_INSTRUCTIONS FOR THE TASK_
Report all lines of the records that contain "wavy".

_DATA RECORDS_
────────

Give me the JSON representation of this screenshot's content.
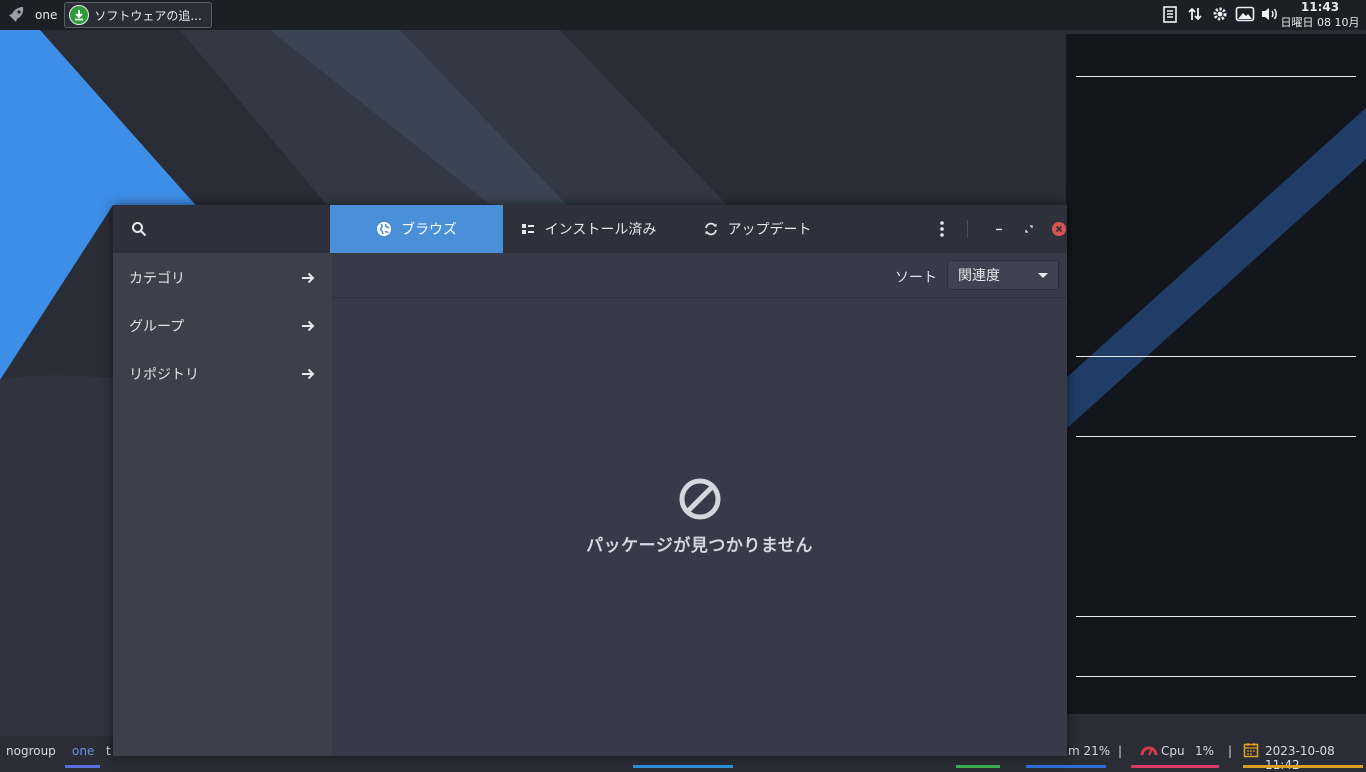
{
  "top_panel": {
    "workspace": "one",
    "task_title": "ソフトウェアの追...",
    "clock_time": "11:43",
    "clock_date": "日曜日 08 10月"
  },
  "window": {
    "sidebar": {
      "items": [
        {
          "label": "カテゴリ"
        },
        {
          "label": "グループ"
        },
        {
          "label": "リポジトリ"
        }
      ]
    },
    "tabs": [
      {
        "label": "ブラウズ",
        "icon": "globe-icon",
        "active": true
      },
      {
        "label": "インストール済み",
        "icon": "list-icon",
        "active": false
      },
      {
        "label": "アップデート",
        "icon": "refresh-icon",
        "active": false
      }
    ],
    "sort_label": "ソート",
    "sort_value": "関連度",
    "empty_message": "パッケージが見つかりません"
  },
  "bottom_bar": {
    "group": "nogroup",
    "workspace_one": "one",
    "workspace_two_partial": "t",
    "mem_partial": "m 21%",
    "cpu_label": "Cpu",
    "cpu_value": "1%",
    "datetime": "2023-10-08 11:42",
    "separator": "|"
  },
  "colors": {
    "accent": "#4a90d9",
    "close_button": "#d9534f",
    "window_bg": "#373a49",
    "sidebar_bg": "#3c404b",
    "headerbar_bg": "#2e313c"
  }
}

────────

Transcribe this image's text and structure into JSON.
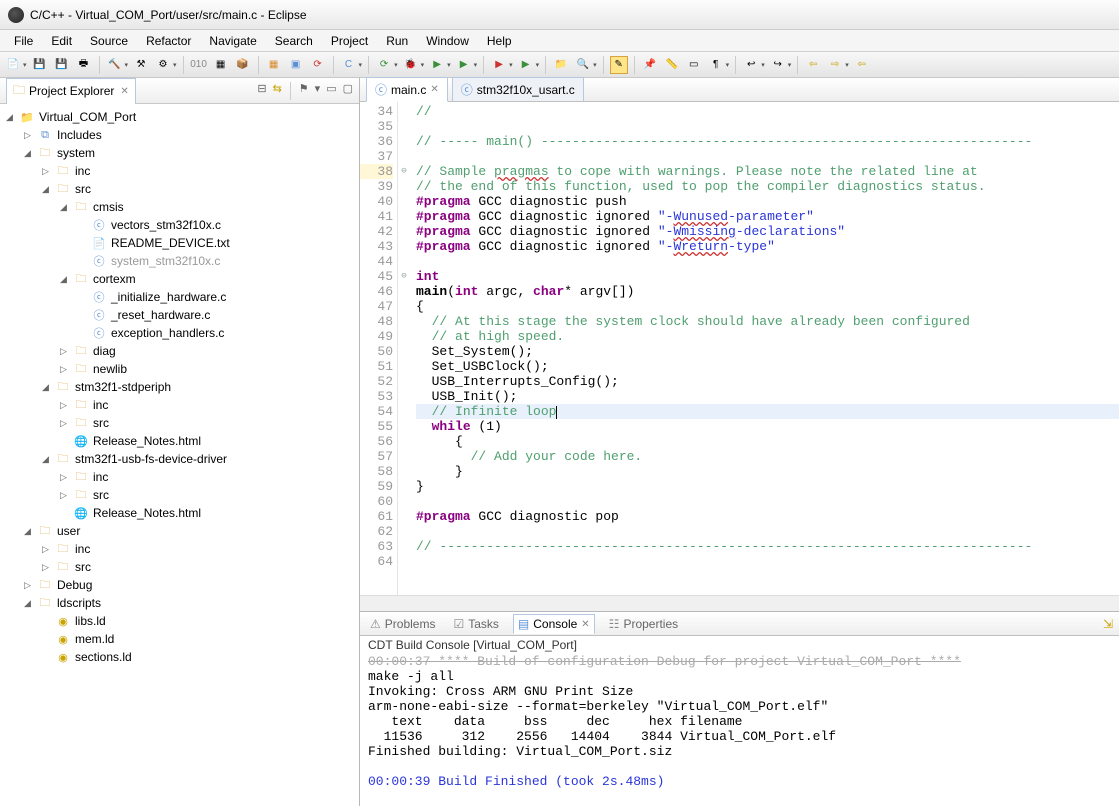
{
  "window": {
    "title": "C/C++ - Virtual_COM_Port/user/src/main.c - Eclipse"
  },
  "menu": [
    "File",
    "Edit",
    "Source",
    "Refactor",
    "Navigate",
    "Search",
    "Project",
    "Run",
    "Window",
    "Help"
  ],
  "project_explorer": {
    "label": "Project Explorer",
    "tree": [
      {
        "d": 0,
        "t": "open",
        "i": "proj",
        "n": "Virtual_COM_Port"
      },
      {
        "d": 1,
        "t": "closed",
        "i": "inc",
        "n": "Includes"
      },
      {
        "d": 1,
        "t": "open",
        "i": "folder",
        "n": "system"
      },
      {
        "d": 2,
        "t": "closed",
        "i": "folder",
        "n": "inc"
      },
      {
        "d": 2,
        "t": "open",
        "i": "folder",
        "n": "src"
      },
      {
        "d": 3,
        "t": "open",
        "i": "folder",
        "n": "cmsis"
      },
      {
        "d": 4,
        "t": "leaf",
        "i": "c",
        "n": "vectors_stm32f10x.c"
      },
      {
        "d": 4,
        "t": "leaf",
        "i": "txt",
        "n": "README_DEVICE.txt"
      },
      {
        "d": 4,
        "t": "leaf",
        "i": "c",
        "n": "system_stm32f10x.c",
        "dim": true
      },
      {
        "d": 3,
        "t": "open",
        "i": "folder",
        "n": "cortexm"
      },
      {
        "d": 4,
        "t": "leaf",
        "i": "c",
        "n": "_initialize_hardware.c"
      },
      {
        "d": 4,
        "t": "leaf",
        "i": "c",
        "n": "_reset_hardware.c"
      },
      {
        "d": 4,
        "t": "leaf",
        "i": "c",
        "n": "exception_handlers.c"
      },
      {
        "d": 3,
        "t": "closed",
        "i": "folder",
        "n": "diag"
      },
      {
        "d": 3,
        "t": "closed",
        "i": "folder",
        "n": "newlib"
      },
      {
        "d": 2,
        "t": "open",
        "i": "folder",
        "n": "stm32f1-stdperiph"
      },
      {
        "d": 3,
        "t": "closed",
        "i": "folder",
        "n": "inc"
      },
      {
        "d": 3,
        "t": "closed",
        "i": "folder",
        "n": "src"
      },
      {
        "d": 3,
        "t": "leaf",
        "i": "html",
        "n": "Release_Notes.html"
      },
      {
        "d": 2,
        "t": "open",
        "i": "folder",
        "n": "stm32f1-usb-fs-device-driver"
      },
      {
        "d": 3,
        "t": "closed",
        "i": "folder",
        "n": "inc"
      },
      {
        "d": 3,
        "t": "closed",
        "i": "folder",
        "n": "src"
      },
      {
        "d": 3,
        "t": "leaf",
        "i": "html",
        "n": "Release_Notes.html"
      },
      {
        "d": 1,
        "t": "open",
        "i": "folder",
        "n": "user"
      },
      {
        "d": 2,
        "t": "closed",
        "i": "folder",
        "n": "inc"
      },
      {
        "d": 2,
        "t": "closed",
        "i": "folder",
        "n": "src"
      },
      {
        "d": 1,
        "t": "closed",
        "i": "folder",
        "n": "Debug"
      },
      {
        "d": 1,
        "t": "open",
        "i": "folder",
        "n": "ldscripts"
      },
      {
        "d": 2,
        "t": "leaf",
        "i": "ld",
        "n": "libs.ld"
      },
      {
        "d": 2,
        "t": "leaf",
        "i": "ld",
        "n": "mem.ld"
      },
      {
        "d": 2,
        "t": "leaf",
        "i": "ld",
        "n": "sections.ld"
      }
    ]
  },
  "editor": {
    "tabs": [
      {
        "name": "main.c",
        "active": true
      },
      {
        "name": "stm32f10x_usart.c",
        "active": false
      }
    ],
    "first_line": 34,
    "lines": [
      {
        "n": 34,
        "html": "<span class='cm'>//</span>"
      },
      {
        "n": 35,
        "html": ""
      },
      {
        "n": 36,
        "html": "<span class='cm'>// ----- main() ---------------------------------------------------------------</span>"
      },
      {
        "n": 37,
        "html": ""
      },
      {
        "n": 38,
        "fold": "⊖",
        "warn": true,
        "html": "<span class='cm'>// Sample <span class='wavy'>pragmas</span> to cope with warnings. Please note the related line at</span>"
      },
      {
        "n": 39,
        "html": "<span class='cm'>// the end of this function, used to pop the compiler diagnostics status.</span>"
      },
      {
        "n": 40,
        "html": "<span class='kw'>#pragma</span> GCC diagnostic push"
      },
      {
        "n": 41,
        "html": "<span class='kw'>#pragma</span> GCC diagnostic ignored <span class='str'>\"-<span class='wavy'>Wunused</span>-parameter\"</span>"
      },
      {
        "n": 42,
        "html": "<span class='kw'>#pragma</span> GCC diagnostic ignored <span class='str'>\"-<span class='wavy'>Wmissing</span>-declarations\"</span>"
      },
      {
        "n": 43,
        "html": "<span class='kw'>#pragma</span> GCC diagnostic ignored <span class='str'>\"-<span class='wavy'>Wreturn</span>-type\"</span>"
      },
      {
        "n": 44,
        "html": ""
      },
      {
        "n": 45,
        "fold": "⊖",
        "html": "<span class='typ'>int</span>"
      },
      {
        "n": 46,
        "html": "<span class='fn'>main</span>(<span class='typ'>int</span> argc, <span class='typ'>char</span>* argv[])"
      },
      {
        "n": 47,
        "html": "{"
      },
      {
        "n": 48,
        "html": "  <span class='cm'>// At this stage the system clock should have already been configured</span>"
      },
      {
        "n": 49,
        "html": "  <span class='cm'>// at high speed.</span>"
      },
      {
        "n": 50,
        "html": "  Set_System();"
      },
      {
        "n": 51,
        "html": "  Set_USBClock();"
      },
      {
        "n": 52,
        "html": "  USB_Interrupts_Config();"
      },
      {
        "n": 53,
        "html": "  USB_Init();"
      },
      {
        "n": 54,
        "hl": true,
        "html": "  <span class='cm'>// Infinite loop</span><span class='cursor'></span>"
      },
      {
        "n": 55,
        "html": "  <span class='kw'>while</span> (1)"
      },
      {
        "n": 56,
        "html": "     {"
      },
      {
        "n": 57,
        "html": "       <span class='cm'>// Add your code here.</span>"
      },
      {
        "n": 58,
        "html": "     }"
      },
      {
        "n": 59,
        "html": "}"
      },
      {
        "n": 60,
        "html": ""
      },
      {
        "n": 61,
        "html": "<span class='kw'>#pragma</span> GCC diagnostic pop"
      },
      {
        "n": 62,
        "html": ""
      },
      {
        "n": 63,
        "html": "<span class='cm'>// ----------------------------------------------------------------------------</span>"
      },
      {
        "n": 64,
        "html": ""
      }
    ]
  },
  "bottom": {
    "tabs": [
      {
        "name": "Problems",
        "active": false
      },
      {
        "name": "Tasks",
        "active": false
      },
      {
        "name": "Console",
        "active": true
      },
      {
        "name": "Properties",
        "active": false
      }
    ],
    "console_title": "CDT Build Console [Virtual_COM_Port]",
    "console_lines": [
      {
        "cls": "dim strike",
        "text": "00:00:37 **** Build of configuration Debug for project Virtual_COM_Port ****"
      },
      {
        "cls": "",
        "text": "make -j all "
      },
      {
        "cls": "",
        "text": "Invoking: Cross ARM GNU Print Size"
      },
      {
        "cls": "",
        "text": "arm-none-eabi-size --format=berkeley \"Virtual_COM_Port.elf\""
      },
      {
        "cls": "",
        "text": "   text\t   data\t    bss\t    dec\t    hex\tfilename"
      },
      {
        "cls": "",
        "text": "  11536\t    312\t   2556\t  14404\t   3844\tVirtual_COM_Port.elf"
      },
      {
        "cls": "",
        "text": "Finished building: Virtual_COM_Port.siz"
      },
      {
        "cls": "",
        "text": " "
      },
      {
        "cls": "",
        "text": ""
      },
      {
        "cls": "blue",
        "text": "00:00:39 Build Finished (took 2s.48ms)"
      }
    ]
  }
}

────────

_RESPONSE AREA_
        "html": "<span class='cm'>// Sample <span class='wavy'>pragmas</span> to cope with warnings. Please note the related line at</span>"
        "html": "<span class='kw'>#pragma</span> GCC diagnostic ignored <span class='str'>\"-<span class='wavy'>Wunused</span>-parameter\"</span>"
        "html": "<span class='kw'>#pragma</span> GCC diagnostic ignored <span class='str'>\"-<span class='wavy'>Wmissing</span>-declarations\"</span>"
        "html": "<span class='kw'>#pragma</span> GCC diagnostic ignored <span class='str'>\"-<span class='wavy'>Wreturn</span>-type\"</span>"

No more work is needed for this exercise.